An exact printout of all the entries is required.

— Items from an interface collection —

○ ○ ○ ○

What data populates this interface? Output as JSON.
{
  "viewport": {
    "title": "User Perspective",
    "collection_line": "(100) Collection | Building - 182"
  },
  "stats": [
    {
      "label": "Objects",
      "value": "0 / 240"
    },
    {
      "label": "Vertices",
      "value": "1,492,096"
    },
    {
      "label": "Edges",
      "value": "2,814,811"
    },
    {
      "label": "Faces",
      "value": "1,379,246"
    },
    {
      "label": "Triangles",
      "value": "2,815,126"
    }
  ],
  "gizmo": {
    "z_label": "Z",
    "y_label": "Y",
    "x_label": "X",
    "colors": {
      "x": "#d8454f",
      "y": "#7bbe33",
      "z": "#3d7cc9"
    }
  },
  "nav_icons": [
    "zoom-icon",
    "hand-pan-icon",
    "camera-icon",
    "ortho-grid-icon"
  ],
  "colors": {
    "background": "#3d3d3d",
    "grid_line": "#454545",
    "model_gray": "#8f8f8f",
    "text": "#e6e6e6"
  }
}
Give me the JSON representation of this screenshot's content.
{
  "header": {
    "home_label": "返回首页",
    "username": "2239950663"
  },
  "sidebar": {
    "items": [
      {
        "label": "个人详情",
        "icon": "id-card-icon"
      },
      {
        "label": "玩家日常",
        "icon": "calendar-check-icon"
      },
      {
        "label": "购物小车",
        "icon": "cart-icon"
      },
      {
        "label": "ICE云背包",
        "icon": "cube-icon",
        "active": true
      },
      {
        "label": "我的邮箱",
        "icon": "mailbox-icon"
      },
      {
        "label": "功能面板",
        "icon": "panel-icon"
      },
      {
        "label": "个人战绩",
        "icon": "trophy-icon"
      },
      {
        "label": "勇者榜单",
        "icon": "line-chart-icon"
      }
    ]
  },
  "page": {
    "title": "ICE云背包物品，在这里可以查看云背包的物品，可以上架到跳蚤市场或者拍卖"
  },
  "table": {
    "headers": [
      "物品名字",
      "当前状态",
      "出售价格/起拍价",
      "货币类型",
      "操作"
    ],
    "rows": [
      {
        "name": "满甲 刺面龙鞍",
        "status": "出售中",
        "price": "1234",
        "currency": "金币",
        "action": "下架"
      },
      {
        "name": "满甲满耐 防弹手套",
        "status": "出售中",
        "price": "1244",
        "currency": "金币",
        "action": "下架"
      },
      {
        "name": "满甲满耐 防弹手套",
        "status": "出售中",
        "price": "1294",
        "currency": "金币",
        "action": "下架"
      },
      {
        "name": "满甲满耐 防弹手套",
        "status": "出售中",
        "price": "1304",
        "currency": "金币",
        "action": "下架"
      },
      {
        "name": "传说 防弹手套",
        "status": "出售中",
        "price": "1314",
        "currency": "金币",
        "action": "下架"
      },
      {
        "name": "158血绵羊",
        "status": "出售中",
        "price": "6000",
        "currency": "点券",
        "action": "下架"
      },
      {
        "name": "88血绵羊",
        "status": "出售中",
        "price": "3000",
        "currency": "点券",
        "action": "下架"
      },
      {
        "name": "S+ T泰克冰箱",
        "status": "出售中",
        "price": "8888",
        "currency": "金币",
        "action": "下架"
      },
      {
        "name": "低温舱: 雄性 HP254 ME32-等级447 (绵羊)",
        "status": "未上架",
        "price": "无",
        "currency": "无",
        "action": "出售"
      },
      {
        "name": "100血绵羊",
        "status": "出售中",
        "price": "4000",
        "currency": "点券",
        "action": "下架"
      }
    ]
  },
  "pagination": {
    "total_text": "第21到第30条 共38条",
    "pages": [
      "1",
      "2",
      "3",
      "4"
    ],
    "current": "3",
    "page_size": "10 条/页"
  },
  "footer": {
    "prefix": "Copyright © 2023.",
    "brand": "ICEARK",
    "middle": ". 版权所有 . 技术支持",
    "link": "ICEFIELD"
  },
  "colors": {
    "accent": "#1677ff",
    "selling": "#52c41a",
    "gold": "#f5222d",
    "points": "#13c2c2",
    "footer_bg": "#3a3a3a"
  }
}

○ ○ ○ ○

— Answer for the task —
What data populates this interface? Output as JSON.
{
  "viewport": {
    "title": "User Perspective",
    "collection_line": "(100) Collection | Building - 182"
  },
  "stats": [
    {
      "label": "Objects",
      "value": "0 / 240"
    },
    {
      "label": "Vertices",
      "value": "1,492,096"
    },
    {
      "label": "Edges",
      "value": "2,814,811"
    },
    {
      "label": "Faces",
      "value": "1,379,246"
    },
    {
      "label": "Triangles",
      "value": "2,815,126"
    }
  ],
  "gizmo": {
    "z_label": "Z",
    "y_label": "Y",
    "x_label": "X",
    "colors": {
      "x": "#d8454f",
      "y": "#7bbe33",
      "z": "#3d7cc9"
    }
  },
  "nav_icons": [
    "zoom-icon",
    "hand-pan-icon",
    "camera-icon",
    "ortho-grid-icon"
  ],
  "colors": {
    "background": "#3d3d3d",
    "grid_line": "#454545",
    "model_gray": "#8f8f8f",
    "text": "#e6e6e6"
  }
}
Give me the JSON representation of this screenshot's content.
{
  "header": {
    "home_label": "返回首页",
    "username": "2239950663"
  },
  "sidebar": {
    "items": [
      {
        "label": "个人详情",
        "icon": "id-card-icon"
      },
      {
        "label": "玩家日常",
        "icon": "calendar-check-icon"
      },
      {
        "label": "购物小车",
        "icon": "cart-icon"
      },
      {
        "label": "ICE云背包",
        "icon": "cube-icon",
        "active": true
      },
      {
        "label": "我的邮箱",
        "icon": "mailbox-icon"
      },
      {
        "label": "功能面板",
        "icon": "panel-icon"
      },
      {
        "label": "个人战绩",
        "icon": "trophy-icon"
      },
      {
        "label": "勇者榜单",
        "icon": "line-chart-icon"
      }
    ]
  },
  "page": {
    "title": "ICE云背包物品，在这里可以查看云背包的物品，可以上架到跳蚤市场或者拍卖"
  },
  "table": {
    "headers": [
      "物品名字",
      "当前状态",
      "出售价格/起拍价",
      "货币类型",
      "操作"
    ],
    "rows": [
      {
        "name": "满甲 刺面龙鞍",
        "status": "出售中",
        "price": "1234",
        "currency": "金币",
        "action": "下架"
      },
      {
        "name": "满甲满耐 防弹手套",
        "status": "出售中",
        "price": "1244",
        "currency": "金币",
        "action": "下架"
      },
      {
        "name": "满甲满耐 防弹手套",
        "status": "出售中",
        "price": "1294",
        "currency": "金币",
        "action": "下架"
      },
      {
        "name": "满甲满耐 防弹手套",
        "status": "出售中",
        "price": "1304",
        "currency": "金币",
        "action": "下架"
      },
      {
        "name": "传说 防弹手套",
        "status": "出售中",
        "price": "1314",
        "currency": "金币",
        "action": "下架"
      },
      {
        "name": "158血绵羊",
        "status": "出售中",
        "price": "6000",
        "currency": "点券",
        "action": "下架"
      },
      {
        "name": "88血绵羊",
        "status": "出售中",
        "price": "3000",
        "currency": "点券",
        "action": "下架"
      },
      {
        "name": "S+ T泰克冰箱",
        "status": "出售中",
        "price": "8888",
        "currency": "金币",
        "action": "下架"
      },
      {
        "name": "低温舱: 雄性 HP254 ME32-等级447 (绵羊)",
        "status": "未上架",
        "price": "无",
        "currency": "无",
        "action": "出售"
      },
      {
        "name": "100血绵羊",
        "status": "出售中",
        "price": "4000",
        "currency": "点券",
        "action": "下架"
      }
    ]
  },
  "pagination": {
    "total_text": "第21到第30条 共38条",
    "pages": [
      "1",
      "2",
      "3",
      "4"
    ],
    "current": "3",
    "page_size": "10 条/页"
  },
  "footer": {
    "prefix": "Copyright © 2023.",
    "brand": "ICEARK",
    "middle": ". 版权所有 . 技术支持",
    "link": "ICEFIELD"
  },
  "colors": {
    "accent": "#1677ff",
    "selling": "#52c41a",
    "gold": "#f5222d",
    "points": "#13c2c2",
    "footer_bg": "#3a3a3a"
  }
}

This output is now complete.